Additionally, the init command will also create a subfolder called name, if one doesn’t already exist. By default, Packagr assumes that the code you want to package is stored in this folder. However, if you want to customize that, you can easily do so by editing the packages parameter in packagr.toml. It’s also possible to modify any of the valuues in the config file manually.



packagr set <key> <value>

Once your packagr.toml file has been created, you can use the set command to set values within it. For example, if you wanted to add a description to the config, you could enter the following command:

packagr set description "some information"

You could equally just go into your packagr.toml file and add the line description = "some information" manually, but the recommended way is to use the CLI - eventually, the CLI will validate the value of key to ensure that it is valid.

If you enter a duplicate key, you will be prompted to confirm that you want to overwrite it



packagr add <key> <value>

The add command works in a similar way to the set command, but it’s purpose is to append data to arrays already defined in the config. For example, if your config already looks like this:

Authors = ['Chris <>'] 

Then you can update this value using packagr add Authors "some guy <>" to change it to the following:

Authors = [ "Chris <>", "Some guy <>",]

The add command will also add a value to a key that doesn’t exist.



packagr install <some-package>

The install command works in a similar way to pip install - it installs a package using your current environment’s pip installation. However, this command will also look for packages in your Packagr repository, as well as in the public PyPI repository. Once a package is installed correctly, it will also be added to your config’s install_requires section



packagr uninstall <some-package>

This command does the opposite of install - it uninstalls a given package and removes it from the dependencies list.



packagr bump <version> [--minor] [--major]

The bump command increases the version number of your package. Used without arguments, e.g. packagr bump, it increases the version number, e.g. 1.0.0 becomes 1.0.0. Using the --minor argument increases the minor version number, e.g. 1.0.0 > 1.1.0 and the --major argument converts 1.0.0 to 2.0.0. The --major and --minor arguments can be used in conjuction with each other.

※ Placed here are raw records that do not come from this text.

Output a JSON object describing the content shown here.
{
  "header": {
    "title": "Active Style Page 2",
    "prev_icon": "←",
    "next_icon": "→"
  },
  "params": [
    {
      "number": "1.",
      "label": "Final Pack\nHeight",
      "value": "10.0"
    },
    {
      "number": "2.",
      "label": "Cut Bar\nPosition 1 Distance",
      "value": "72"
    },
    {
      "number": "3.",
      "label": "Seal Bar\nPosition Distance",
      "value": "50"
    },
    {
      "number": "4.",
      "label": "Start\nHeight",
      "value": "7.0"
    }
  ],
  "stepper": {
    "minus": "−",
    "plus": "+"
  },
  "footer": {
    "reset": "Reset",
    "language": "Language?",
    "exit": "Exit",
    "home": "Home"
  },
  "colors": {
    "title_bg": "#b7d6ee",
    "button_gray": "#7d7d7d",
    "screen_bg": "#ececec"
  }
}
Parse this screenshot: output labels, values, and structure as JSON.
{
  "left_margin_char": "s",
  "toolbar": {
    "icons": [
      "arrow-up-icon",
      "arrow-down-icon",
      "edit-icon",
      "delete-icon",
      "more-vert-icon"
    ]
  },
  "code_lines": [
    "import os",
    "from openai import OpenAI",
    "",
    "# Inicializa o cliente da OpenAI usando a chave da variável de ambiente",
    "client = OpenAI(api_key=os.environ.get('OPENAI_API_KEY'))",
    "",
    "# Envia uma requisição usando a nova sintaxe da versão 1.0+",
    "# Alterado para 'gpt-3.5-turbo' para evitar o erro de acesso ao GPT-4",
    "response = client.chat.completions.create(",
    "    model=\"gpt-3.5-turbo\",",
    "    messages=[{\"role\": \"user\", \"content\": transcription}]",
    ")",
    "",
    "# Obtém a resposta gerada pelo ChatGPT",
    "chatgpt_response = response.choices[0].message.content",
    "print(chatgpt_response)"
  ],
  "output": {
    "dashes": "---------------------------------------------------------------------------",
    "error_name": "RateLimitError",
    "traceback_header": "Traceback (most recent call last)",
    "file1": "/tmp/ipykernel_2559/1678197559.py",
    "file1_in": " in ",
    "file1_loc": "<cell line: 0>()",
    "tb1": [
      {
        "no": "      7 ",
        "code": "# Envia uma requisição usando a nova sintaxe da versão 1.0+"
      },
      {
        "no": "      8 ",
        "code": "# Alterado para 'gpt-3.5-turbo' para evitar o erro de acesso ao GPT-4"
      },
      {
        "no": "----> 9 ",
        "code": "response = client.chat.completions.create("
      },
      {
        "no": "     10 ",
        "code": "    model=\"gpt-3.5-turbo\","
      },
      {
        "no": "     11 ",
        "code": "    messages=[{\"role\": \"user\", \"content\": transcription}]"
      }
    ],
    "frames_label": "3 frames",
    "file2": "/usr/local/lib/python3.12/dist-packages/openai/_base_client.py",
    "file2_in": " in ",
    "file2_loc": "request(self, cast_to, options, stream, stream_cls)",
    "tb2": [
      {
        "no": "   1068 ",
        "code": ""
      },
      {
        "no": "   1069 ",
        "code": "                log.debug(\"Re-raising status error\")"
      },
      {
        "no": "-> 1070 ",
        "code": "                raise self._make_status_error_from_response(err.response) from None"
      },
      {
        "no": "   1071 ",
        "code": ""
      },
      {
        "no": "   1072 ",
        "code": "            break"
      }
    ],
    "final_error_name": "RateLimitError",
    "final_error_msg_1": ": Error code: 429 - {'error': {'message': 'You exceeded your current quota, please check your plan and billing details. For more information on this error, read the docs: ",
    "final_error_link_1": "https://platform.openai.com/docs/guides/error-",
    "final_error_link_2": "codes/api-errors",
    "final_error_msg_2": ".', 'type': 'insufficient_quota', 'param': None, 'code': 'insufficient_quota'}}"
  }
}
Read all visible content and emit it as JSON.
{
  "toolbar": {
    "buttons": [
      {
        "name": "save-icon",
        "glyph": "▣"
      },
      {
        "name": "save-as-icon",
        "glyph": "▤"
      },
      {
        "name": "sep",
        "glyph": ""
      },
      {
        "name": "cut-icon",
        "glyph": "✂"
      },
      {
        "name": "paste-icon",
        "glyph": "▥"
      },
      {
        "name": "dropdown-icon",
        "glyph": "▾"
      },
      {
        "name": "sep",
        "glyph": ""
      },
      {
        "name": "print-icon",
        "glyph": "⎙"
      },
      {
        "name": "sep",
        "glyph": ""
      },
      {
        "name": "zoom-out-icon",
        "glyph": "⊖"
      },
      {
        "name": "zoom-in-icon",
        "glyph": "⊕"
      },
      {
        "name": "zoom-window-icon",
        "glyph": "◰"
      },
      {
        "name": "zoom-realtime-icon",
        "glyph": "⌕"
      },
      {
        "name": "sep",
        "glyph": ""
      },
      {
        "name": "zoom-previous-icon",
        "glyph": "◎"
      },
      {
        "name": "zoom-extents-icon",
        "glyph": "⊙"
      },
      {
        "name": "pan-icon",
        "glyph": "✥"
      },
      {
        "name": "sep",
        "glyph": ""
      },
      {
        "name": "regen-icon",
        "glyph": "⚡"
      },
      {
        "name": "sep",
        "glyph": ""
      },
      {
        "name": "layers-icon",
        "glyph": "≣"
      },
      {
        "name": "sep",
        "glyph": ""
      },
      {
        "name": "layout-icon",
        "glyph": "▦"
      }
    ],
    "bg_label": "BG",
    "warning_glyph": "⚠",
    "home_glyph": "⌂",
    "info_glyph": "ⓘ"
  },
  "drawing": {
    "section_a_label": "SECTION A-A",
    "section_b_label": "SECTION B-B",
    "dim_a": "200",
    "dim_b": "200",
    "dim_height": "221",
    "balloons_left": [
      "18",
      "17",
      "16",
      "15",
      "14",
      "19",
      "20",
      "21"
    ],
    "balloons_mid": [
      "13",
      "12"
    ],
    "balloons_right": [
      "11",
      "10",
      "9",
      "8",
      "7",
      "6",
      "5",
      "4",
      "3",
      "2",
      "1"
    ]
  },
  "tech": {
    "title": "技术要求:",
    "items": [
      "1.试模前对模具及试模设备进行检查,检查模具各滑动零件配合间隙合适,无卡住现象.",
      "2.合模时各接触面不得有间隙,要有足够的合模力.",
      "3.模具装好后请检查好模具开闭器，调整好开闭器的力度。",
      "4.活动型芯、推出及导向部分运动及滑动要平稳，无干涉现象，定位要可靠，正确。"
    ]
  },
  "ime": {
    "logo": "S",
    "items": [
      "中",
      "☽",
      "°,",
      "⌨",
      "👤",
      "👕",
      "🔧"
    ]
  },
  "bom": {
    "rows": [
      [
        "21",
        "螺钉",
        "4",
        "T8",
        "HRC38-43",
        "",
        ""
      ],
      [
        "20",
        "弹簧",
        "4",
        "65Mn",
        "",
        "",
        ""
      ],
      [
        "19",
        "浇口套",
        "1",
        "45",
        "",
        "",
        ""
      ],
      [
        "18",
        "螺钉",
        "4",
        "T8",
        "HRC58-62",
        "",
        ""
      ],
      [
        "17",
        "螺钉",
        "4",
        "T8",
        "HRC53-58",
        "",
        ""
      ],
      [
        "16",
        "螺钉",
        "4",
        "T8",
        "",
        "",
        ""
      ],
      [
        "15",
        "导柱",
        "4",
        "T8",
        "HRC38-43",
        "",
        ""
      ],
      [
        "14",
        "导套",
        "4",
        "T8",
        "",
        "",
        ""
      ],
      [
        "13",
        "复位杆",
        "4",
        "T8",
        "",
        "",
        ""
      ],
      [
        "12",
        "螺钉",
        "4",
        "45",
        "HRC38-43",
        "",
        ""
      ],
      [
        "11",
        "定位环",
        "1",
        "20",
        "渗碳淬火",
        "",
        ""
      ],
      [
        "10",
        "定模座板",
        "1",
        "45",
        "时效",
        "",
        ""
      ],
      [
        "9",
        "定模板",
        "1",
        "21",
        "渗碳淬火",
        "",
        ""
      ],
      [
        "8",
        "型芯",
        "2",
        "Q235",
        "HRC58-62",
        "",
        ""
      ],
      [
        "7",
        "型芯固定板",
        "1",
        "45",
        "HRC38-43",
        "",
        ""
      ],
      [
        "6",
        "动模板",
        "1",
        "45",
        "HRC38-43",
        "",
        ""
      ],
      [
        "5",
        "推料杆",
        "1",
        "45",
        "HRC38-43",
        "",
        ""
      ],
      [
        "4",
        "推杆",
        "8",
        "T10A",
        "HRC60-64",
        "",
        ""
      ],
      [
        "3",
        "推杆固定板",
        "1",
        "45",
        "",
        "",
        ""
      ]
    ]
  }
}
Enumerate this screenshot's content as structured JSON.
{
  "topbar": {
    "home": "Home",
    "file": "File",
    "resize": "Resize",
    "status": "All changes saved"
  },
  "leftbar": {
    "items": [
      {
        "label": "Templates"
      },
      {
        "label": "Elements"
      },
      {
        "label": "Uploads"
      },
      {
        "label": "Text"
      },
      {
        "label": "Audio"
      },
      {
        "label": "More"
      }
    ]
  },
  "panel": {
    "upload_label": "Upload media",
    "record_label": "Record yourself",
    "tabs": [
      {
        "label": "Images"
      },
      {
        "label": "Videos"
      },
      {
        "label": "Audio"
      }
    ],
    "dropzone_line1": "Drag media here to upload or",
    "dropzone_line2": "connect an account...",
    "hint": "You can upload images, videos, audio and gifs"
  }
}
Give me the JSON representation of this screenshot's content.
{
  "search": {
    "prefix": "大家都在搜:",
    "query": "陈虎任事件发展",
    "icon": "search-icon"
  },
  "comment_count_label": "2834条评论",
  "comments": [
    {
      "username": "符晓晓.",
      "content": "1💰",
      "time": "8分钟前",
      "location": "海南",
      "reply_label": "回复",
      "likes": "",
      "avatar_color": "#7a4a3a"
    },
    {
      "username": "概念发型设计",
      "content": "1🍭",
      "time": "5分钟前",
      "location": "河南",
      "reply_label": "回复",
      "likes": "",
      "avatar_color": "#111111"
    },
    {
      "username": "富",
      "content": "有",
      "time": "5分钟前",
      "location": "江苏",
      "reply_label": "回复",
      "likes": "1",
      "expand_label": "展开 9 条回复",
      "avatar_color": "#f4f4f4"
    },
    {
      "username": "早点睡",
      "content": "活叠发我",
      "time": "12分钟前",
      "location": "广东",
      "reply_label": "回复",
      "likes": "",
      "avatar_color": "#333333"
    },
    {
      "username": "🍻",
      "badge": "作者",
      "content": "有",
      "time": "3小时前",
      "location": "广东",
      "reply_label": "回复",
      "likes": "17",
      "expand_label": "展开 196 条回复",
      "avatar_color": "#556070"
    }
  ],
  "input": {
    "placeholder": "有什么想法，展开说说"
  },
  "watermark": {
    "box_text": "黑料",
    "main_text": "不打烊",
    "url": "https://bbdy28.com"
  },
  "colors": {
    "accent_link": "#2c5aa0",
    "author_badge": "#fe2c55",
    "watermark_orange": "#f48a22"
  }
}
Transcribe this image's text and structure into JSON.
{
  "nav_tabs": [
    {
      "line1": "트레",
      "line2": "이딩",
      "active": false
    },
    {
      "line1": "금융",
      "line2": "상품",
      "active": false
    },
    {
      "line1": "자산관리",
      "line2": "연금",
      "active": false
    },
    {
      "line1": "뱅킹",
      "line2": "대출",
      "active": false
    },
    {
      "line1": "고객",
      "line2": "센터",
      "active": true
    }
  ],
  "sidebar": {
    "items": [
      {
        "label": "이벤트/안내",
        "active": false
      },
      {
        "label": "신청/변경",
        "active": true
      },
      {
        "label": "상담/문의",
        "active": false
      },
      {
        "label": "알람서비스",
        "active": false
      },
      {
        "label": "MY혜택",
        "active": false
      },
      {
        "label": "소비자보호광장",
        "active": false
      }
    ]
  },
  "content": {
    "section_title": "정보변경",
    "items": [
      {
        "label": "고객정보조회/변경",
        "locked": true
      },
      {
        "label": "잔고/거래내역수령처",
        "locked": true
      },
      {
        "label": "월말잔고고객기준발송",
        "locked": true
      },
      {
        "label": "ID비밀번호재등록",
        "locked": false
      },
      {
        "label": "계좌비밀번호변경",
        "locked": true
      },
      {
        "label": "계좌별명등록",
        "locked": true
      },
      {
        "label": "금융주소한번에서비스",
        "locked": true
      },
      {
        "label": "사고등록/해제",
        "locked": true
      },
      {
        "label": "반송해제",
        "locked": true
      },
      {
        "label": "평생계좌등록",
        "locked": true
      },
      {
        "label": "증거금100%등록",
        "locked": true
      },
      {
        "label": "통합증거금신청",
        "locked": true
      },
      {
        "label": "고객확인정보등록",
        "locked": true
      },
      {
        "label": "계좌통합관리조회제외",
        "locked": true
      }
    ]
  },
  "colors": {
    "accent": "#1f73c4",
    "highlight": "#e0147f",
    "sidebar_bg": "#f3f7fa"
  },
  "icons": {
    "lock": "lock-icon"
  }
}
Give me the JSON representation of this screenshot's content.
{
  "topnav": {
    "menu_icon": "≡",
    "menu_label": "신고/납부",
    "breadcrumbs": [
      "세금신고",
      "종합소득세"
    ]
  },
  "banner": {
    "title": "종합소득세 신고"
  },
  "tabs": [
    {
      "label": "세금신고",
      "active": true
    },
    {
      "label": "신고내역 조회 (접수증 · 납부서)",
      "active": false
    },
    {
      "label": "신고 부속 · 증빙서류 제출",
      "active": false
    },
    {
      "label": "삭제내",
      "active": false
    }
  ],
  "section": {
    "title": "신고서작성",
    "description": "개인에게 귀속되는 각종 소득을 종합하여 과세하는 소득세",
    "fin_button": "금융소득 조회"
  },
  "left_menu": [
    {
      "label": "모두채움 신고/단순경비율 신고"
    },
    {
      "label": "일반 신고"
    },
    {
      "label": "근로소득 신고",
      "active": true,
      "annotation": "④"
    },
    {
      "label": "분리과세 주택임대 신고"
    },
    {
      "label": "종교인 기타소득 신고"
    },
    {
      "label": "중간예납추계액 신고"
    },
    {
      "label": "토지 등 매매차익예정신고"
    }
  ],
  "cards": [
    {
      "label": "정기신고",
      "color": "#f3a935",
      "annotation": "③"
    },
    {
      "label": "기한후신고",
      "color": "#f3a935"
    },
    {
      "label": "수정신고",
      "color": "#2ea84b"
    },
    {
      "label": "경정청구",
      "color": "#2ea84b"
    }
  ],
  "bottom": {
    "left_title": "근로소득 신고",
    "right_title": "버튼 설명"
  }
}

Alternatively, you can use packagr bump 4.5.6 to set the version for a specific value. If you aren’t using semver, which means that the bump command may not be able to parse the existing version number, then you can use this option instead



packagr package

Creates sdist and/or wheel packages based on your config file. Using the command without arguments will create a package in both formats. Using --no-wheel or no-sdist will prevent creation of specific formats



packagr upload [--ignore-409]

This command will push your package to Packagr. If you are uploading many packages at once, you may opt to use the --ignore-409 argument, which will skip to the next package if encountering a 409 error (conflict for URL). In future, Packagr CLI will have the ability to display detailed logs from Packagr, which offers a big advantage over twine’s limited ability to handle error responses

Create token

packagr create-token <package> <email> [--write-access]

This command creates an access token for a given package and user. If the --write-access flag is provided, then the created token will have write access.

Delete token

packagr token delete <package> <email>

This command deletes an access token for a given package and user.

Coming soon

The following commands will be added to future versions of Packagr CLI: